I hope that helps!
K.D. answers from Denver on September 06, 2009
You didn't say where you're getting your care, but I'd go to National Jewish. We just moved to Denver because we couldn't get our son healthy. The doctor's are so great there! As far as not diagnosing Asthma, our son has been diagnosed with it since he was about a year. For our son, what works is reflux medicine (that's the base cause of his issues), and Flovent 44 mcg each morning (it is usually dosed for 2x a day, but our doctor feels no need to over medicate if less is working). When he gets sick, or gets a cough we up the Flovent to 2x a day, and sometimes 110mcg twice a day in really bad circumstances. We always carry a Xopanex inhaler with us, although we've never used it except once when I was too tired to nebulize. We also have Xopanex in two strengths for the nebulizer. We use that maybe once every few months now. He used to be in and out of the ER turning blue, etc. I think his initial diagnosis was also RAD as asthma isn't his issue. They had to switch diagnoses for insurance reasons. Xopanex is Albuterol in a different form. It works much better for our son. The Flovent has taken care of the cough. We also do Singulair if we're going somewhere humid, as well as Allegra, but with the Flovent, those don't seem necessary anymore. We're still working on the reflux end of things to get him off so many meds, but I love our doctors there! We've worked with two different ones for pulmonary and allergies. They are great! GL! I know it's frustrating. Another thought -- the allergist there said a constant cough is a very serious sign and needs to be treated. Our son with allergies now takes Nasonex each night and his cough is gone!
C.B. answers from Denver on September 06, 2009
Both my 8 year old son and I have this same set of symptoms, though not as severe. We have both been diagnosed with RAD. Allergies this summer were really triggering RAD symptoms for my son, so I took him to the doctor and he was prescribed Singulaire and Albuterol inhaler. Ironically, this is exactly what I was prescribed when I was first diagnosed, and it worked very well for me.

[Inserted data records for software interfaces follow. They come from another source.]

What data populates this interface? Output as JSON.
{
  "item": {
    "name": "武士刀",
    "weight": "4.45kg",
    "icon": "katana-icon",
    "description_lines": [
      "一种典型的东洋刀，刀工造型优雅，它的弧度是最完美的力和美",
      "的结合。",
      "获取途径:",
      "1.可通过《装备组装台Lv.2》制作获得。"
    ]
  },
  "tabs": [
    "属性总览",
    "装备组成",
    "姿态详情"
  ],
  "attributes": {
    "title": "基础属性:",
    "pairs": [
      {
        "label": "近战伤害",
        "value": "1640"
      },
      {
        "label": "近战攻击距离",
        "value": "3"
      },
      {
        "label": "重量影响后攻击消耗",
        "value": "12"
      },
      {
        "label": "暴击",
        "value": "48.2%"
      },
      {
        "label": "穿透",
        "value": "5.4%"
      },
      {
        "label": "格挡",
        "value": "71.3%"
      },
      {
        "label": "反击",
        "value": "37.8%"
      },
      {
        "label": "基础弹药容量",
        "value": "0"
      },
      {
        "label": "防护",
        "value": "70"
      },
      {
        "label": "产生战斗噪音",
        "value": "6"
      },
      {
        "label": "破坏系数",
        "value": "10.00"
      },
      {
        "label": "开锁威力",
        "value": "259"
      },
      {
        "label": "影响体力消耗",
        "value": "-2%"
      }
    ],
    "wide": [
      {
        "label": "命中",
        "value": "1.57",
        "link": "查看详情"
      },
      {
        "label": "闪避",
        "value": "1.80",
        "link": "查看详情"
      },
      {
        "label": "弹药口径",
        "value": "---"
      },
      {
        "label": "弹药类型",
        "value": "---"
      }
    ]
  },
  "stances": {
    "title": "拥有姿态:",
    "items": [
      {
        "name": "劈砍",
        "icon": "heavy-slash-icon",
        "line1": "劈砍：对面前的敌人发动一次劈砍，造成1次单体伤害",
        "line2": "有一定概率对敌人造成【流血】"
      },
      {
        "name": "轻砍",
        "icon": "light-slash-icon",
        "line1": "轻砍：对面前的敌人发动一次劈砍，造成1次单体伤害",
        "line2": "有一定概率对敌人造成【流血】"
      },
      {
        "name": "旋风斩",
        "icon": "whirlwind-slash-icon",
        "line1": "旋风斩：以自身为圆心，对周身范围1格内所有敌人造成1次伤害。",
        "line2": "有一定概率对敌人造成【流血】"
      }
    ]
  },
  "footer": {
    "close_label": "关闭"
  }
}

Since Mike's symptoms are not nearly as severe as your son's, I can't say that I have seen a radical difference since he began treatment last month, though we have had only one instance of increased coughing due to exercise, which was immediately calmed by the inhaler. Thus, I wanted to be sure that you don't rule out the inhaler - I have found that for both me and my son, even one puff on the inhaler before coughing gets into that vicious cycle can stop the symptoms. I used to think the inhaler was only for wheezing and tight chest, but I have since learned to use it at the first sign of the RAD cough, and nip it in the bud.
The other important lesson I have learned is to get the flu shot religously. Every November I used to get the flu, which kept me coughing for at least 8 weeks after recovery. Since I started getting the flu shot, I really haven't had many instances of that lingering, post-illness cough you mentioned. Also, since your son has a history of lung problems, be sure to get him vaccinated for the swine flu as well. I was advised that both my sons need this shot, based just on the fact that they have EVER had a nebulizer treatment (apparently kids with normal lung function should never need a nebulizer treatment).
I also just re-read the other posts and wanted to add that when I was first diagnosed I also took Flovent (I think this is a steroidal inhaler?) and it worked so well that I really didn't need to stay on it (or the singulaire, for that matter). I agree with the others that I would get multiple opinions, and try to get into National Jewish if you are close enough to Denver.
Hope this helps!